Is our insatiable appetite for information giving us heartburn?
In these economically turbulent times, people around the world are worried, depressed, and fearful. Now, more than ever, it’s vital to look forward and see our way beyond the current circumstances. It will require vision, a positive mindset, and persistence.
To keep the faith amidst the negative news and uncertainty, each of us is responsible for managing our own mental and emotional state. We need to be on guard for anything that could drag us down. Unfortunately, for many, the constant hum of the news is like a drug whose side-effects include anxiety, fear, and even hopelessness. More details please visit:-krimteamsiriogmax.no milligramdesign.no sdgactionlab.no hukodden.no feios.no skytesport.no openform.no
Here’s a story from one of our coaching clients. Can you relate?

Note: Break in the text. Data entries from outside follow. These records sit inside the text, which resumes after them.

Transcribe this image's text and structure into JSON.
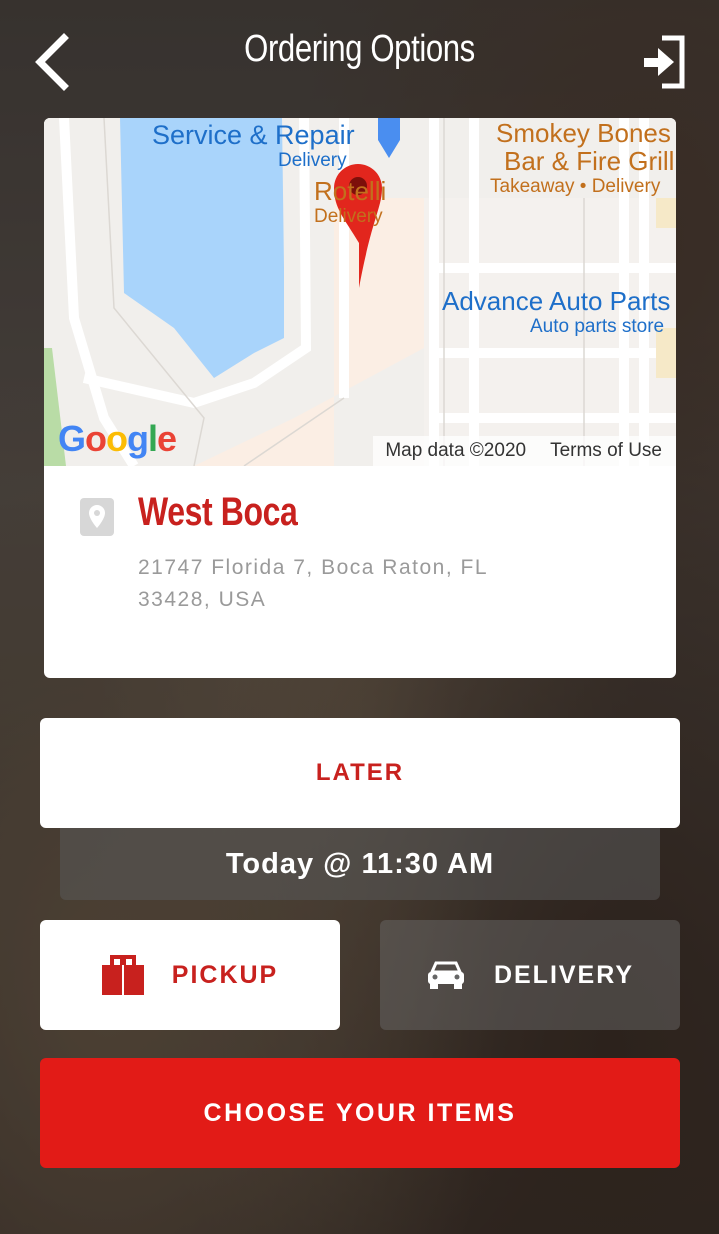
{
  "header": {
    "title": "Ordering Options",
    "back_icon": "chevron-left-icon",
    "login_icon": "sign-in-icon"
  },
  "map": {
    "labels": {
      "service_repair": "Service & Repair",
      "service_repair_sub": "Delivery",
      "rotelli": "Rotelli",
      "rotelli_sub": "Delivery",
      "smokey_bones_1": "Smokey Bones",
      "smokey_bones_2": "Bar & Fire Grill",
      "smokey_bones_sub": "Takeaway • Delivery",
      "advance_auto": "Advance Auto Parts",
      "advance_auto_sub": "Auto parts store"
    },
    "google_logo": "Google",
    "map_data": "Map data ©2020",
    "terms": "Terms of Use"
  },
  "location": {
    "name": "West Boca",
    "address": "21747 Florida 7, Boca Raton, FL 33428, USA",
    "icon": "map-pin-icon"
  },
  "schedule": {
    "later_label": "LATER",
    "time_label": "Today @ 11:30 AM"
  },
  "modes": {
    "pickup_label": "PICKUP",
    "pickup_icon": "shopping-bag-icon",
    "delivery_label": "DELIVERY",
    "delivery_icon": "car-icon"
  },
  "cta": {
    "choose_label": "CHOOSE YOUR ITEMS"
  },
  "colors": {
    "brand_red": "#c8211e",
    "cta_red": "#e21b17"
  }
}
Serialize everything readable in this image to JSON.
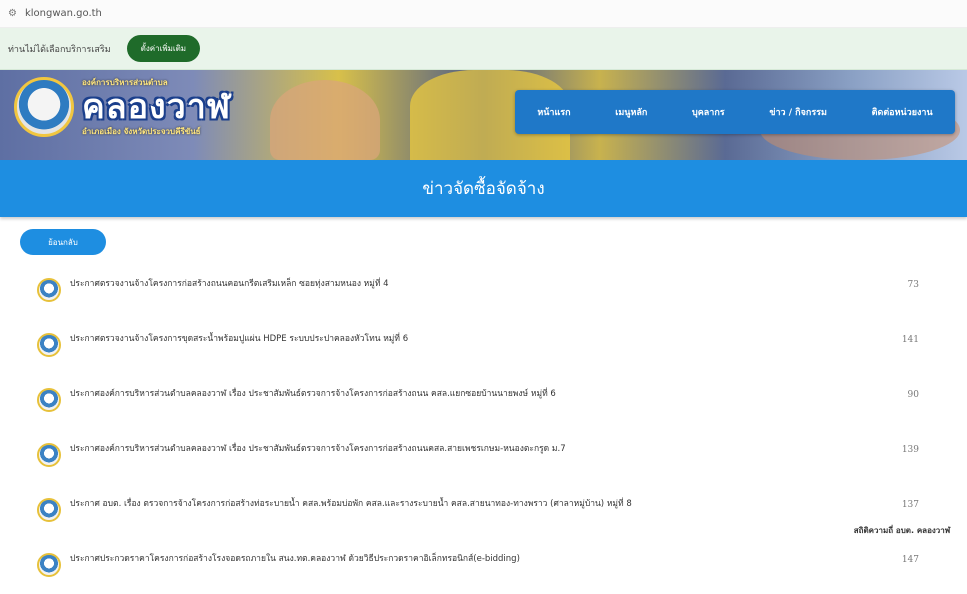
{
  "browser": {
    "url": "klongwan.go.th"
  },
  "notice": {
    "text": "ท่านไม่ได้เลือกบริการเสริม",
    "button": "ตั้งค่าเพิ่มเติม"
  },
  "header": {
    "org_small": "องค์การบริหารส่วนตำบล",
    "org_big": "คลองวาฬ",
    "org_sub": "อำเภอเมือง จังหวัดประจวบคีรีขันธ์"
  },
  "nav": [
    "หน้าแรก",
    "เมนูหลัก",
    "บุคลากร",
    "ข่าว / กิจกรรม",
    "ติดต่อหน่วยงาน"
  ],
  "page": {
    "title": "ข่าวจัดซื้อจัดจ้าง",
    "back_label": "ย้อนกลับ"
  },
  "items": [
    {
      "title": "ประกาศตรวจงานจ้างโครงการก่อสร้างถนนคอนกรีตเสริมเหล็ก ซอยทุ่งสามหนอง หมู่ที่ 4",
      "views": "73"
    },
    {
      "title": "ประกาศตรวจงานจ้างโครงการขุดสระน้ำพร้อมปูแผ่น HDPE ระบบประปาคลองหัวโทน หมู่ที่ 6",
      "views": "141"
    },
    {
      "title": "ประกาศองค์การบริหารส่วนตำบลคลองวาฬ เรื่อง ประชาสัมพันธ์ตรวจการจ้างโครงการก่อสร้างถนน คสล.แยกซอยบ้านนายพงษ์ หมู่ที่ 6",
      "views": "90"
    },
    {
      "title": "ประกาศองค์การบริหารส่วนตำบลคลองวาฬ เรื่อง ประชาสัมพันธ์ตรวจการจ้างโครงการก่อสร้างถนนคสล.สายเพชรเกษม-หนองตะกรูด ม.7",
      "views": "139"
    },
    {
      "title": "ประกาศ อบต. เรื่อง ตรวจการจ้างโครงการก่อสร้างท่อระบายน้ำ คสล.พร้อมบ่อพัก คสล.และรางระบายน้ำ คสล.สายนาทอง-ทางพราว (ศาลาหมู่บ้าน) หมู่ที่ 8",
      "views": "137"
    },
    {
      "title": "ประกาศประกวดราคาโครงการก่อสร้างโรงจอดรถภายใน สนง.ทต.คลองวาฬ ด้วยวิธีประกวดราคาอิเล็กทรอนิกส์(e-bidding)",
      "views": "147"
    }
  ],
  "stats_label": "สถิติความถี่ อบต. คลองวาฬ"
}
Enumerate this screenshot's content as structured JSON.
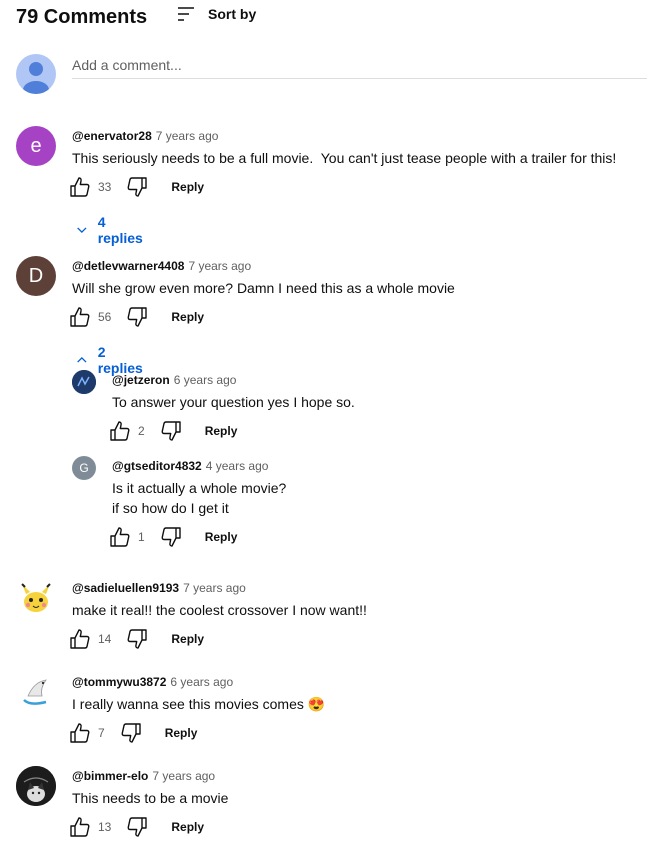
{
  "header": {
    "count_title": "79 Comments",
    "sort_label": "Sort by"
  },
  "add_comment": {
    "placeholder": "Add a comment..."
  },
  "comments": [
    {
      "author": "@enervator28",
      "time": "7 years ago",
      "text": "This seriously needs to be a full movie.  You can't just tease people with a trailer for this!",
      "likes": "33",
      "reply": "Reply",
      "avatar_letter": "e",
      "avatar_color": "#a642c4",
      "replies_toggle": "4 replies"
    },
    {
      "author": "@detlevwarner4408",
      "time": "7 years ago",
      "text": "Will she grow even more? Damn I need this as a whole movie",
      "likes": "56",
      "reply": "Reply",
      "avatar_letter": "D",
      "avatar_color": "#5d4037",
      "replies_toggle": "2 replies",
      "replies": [
        {
          "author": "@jetzeron",
          "time": "6 years ago",
          "text": "To answer your question yes I hope so.",
          "likes": "2",
          "reply": "Reply",
          "avatar_color": "#1d3a6b"
        },
        {
          "author": "@gtseditor4832",
          "time": "4 years ago",
          "text_line1": "Is it actually a whole movie?",
          "text_line2": "if so how do I get it",
          "likes": "1",
          "reply": "Reply",
          "avatar_letter": "G",
          "avatar_color": "#7f8c97"
        }
      ]
    },
    {
      "author": "@sadieluellen9193",
      "time": "7 years ago",
      "text": "make it real!! the coolest crossover I now want!!",
      "likes": "14",
      "reply": "Reply"
    },
    {
      "author": "@tommywu3872",
      "time": "6 years ago",
      "text": "I really wanna see this movies comes",
      "emoji": "😍",
      "likes": "7",
      "reply": "Reply"
    },
    {
      "author": "@bimmer-elo",
      "time": "7 years ago",
      "text": "This needs to be a movie",
      "likes": "13",
      "reply": "Reply"
    }
  ],
  "colors": {
    "link_blue": "#065fd4",
    "secondary_text": "#606060"
  }
}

“Yesterday started out great. I had breakfast with my family, signed up a new client, had some productive meetings, and at the end of the day took a run at the beach. I was feeling great. Then I got into my car and turned on the news. Within a couple minutes, my mood turned from joy to anxiety. The more I listened, the worse I felt. I began to worry that I might lose my job and wouldn’t be able to pay my mortgage. I felt guilty that I was enjoying myself while others were suffering. My mental funk continued through the evening. When I got into bed, I turned on CNN and listened to a panel of economists and business leaders predicting more bad economic news. My stomach was churning. I shut the TV off and tossed and turned for an over an hour before I eventually drifted off to sleep. The next morning before work, I went online and read a couple of blogs about current business conditions and got that same gnawing feeling in the pit of my stomach. My motivation was down the rest of the day. I’m usually a pretty positive guy, but lately I find myself putting off business-building activities. My attitude is like, ‘The economy’s tanking and nobody’s buying – what’s the use?'”
The media commands our attention. We are continuously bombarded, not just with facts, but also with commentary about what the facts mean, as well as dire predictions of worse things to come. We ingest not just the news, but endless interpretation and gossip about the news. The media is omnipresent, hypnotic, and addictive. To varying degrees, we have all become subject to a kind of cultural trance.
Sensationalism sells and the major media outlets know they must keep the drama and suspense high to keep us tuned in and constantly replenish their advertising dollars. Bad news and negative predictions keep us glued to the screen to find out who or what company will fall next. Negative and fear-inducing stories and big personalities with loud voices and strong opinions capture our attention and play upon our emotions. The talking heads are authoritative, glib, and charismatic. They wield great power. They sway and seduce us with their opinions and pronouncements–their version of the truth.
Unfortunately, most people accept what they hear in the media, even when it’s gossip dressed up as news. Like it or not, we assimilate what the media tells us, even when it’s opinion. When the news is negative and full of doom-and-gloom prophecies, we feel fearful, anxious, depressed, or even powerless.
What You Can Do
So what’s the antidote? Do we do, turn off the media and bury our heads in the sand? Of course not. We suggest you use the news media consciously, in ways that serve you. Stay informed, but be judicious about what you allow into your mind. Here are some suggestions:
- Go on a media diet. Reduce or eliminate your consumption of ‘junk food’ – sensationalist news sources and self-righteous media ranters. You know who and what we’re talking about. Get the news you need to stay abreast from reliable professional sources.
- Separate fact from speculation and prediction. Listen for phrases like, “could lead to,” “might result in,” “authorities predict,” etc. Like a weather forecast for next week, conditions are subject to change.